Second graders created snowmen using tempera paint and oil pastel. First they scoured the room for circles to trace! I put out a few good candidates — rolls of tape, yogurt containers, and condiment cups — but students were welcome to find anything round in the room that fit on the paper. We discussed why snowmen would have different-sized circles (the base needs to be large and stable enough to support the rest of the snow!). After students found and traced their circles, they used white tempera paint to add the snow. After the paint dried, students used oil pastels and other tempera colors to add details to their snowmen and their backgrounds.
1st graders painted paper for use in their self portrait collages. Each student painted a large sheet, which was then cut into quarters and shared with other classes. We used the backs of our paintbrushes to draw into the paint and create texture for our hair. When collaging, we thought about the shapes that make up our body parts. Our features and smaller details are a mixture of collage and drawing. I was impressed by the personality I can see shining through in each self portrait!
Third graders used information from their science units to create these collages! Mrs. Bruett’s and Ms. Homan’s classes created bees, while Ms. Iberger’s and Mrs. Sheridan’s classes created flowers. For the bees, we included the mandibles, antennae, eyes, legs, and stingers. We will use tracing paper to add wings next week! For the flowers, we included the stem, true leaf, seed leaves, petals, pistils, and stamen. Students used tempera to paint their own papers for the petals, bee abdomen, and thorax. In addition to being thrilled at the students’ outstanding collages, I was also excited because I learned something new: that bees have three simple eyes at the top of their heads, in addition to the two compound eyes — how did I go this long without knowing that?!
Gerry first graders used oil pastels and tempera paint to create underwater scenes. We thought of all the creatures that can be found in the ocean, such as shrimp, lobsters, jellyfish, and sharks. Then students used their oil pastels to draw their creatures and background details, such as sand, kelp, and bubbles. Some students had to blend their oil pastels to get the perfect color. Finally, students mixed water into their tempera and painted a wash of blue across the scene to give it that underwater look!
Mrs. McCarthy’s 2nd graders used their Integrated Arts time to create posters for the upcoming community meeting. They decided to base their artwork on the proverb, “March comes in like a lion and out like a lamb.” They worked as a group to sketch the outlines in pencil, and then decided on a combination of oil pastels to blend. The lion’s mane in particular was the source of much discussion! They then used black tempera paint to outline their artwork.
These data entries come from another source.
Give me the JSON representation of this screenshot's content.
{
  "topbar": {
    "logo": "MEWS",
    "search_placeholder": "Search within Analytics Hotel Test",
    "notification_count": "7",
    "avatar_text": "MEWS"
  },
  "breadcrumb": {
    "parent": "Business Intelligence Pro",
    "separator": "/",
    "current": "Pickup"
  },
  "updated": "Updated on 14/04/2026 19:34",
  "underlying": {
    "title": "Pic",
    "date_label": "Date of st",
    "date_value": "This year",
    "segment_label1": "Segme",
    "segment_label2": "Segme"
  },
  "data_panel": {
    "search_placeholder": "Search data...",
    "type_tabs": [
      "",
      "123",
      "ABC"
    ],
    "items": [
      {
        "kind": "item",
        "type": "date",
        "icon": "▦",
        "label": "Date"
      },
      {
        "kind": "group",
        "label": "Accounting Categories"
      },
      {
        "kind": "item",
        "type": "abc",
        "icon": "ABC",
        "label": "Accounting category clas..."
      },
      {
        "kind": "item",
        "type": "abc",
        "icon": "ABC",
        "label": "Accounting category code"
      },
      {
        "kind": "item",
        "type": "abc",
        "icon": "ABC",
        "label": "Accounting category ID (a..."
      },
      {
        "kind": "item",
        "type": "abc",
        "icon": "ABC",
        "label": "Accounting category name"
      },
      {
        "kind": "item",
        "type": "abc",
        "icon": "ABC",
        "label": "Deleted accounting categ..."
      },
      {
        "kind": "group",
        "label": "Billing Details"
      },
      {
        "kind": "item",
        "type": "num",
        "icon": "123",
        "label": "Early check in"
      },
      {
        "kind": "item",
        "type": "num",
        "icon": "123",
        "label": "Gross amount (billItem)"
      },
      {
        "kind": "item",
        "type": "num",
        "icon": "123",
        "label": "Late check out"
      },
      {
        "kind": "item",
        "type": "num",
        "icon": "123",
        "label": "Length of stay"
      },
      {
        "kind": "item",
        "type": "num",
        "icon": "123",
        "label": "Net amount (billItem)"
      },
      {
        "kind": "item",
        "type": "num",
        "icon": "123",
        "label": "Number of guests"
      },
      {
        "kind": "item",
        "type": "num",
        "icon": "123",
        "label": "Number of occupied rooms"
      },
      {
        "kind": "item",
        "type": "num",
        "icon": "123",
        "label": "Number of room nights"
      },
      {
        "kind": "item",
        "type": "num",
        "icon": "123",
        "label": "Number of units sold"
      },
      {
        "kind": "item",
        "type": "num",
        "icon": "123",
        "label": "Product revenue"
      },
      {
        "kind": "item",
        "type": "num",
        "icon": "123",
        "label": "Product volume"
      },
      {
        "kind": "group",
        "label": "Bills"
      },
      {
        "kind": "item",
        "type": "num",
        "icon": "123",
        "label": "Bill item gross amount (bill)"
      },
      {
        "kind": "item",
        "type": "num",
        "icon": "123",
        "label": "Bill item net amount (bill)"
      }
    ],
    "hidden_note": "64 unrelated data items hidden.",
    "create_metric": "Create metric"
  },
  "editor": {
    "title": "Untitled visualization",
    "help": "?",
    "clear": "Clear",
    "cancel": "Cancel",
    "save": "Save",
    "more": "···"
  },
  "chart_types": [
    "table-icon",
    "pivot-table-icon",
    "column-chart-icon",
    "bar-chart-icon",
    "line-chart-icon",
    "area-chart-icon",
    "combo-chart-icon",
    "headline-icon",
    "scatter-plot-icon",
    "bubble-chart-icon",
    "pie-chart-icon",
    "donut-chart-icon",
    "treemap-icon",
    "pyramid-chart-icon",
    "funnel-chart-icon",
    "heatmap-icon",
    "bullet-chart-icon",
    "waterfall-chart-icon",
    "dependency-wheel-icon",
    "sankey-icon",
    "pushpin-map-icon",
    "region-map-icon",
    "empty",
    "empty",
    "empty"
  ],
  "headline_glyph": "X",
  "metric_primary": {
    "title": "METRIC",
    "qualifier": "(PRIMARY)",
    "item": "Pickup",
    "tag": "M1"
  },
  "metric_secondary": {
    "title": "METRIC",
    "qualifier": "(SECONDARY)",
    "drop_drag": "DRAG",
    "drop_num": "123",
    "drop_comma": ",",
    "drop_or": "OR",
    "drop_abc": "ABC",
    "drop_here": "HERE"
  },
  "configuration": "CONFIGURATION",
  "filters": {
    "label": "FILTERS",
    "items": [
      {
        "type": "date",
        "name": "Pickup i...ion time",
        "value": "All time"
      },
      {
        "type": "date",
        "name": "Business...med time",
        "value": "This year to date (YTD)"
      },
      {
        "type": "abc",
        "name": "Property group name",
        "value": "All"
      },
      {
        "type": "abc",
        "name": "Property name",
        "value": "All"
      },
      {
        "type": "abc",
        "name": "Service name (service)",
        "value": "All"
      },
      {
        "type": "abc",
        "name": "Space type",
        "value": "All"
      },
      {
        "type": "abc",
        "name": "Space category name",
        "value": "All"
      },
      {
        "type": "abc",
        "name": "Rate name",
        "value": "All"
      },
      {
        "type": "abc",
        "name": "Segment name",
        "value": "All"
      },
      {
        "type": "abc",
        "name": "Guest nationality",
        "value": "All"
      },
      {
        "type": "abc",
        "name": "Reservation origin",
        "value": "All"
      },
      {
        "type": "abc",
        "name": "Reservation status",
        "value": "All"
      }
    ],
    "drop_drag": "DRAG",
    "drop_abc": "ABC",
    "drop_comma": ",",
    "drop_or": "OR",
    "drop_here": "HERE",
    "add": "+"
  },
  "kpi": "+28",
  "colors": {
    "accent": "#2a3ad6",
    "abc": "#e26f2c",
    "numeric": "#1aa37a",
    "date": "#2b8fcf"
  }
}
Coffin and Gerry students were thrilled that it was snowing this morning! To celebrate the first snow of the school year, kindergarteners put their paper animal sculptures on hold for the day and instead made snowy paintings. First, students thought of a scene they might see in the snow: a snowman, a snow-covered tree, a snowy house, even a snowy kindergartener! They drew their scenes with crayons and thought of details to make each one special. Then, they used white tempera paint to add snow and transform the scene! We thought together about all the places snow builds up when it sticks, such as on the ground, on our shoulders, on top of patio furniture, and on each branch and window sill. Unfortunately, today’s snow didn’t stick around for the afternoon, but we’ll have our paintings to remind us!
Kindergarten students in Mrs. Gay’s class read The Very Busy Spider, by Eric Carle. Afterward, we painted spiderwebs for our spiders to use. Students used white colored pencil to sketch their web. They noticed that even though webs look very complicated, there are some familiar things in there — an X, a plus sign, and a lot of circles! After sketching the web, students used white tempera to carefully paint over their lines. One painting skill kindergarteners worked on was using controlled brush strokes so the web didn’t turn into a blob.
Once the paint was dry, students started to collage their spiders. We looked at the shapes used to create a spider — mostly different sized circles and rectangles. Students worked on cutting and counting out the correct number of legs. Cutting a circle can be a challenging skill for kindergarteners, but I think they rose to the occasion!
Kindergarteners with a little extra time made details such as eyes, feet, fangs, spider family members, and juicy flies for their spiders to eat.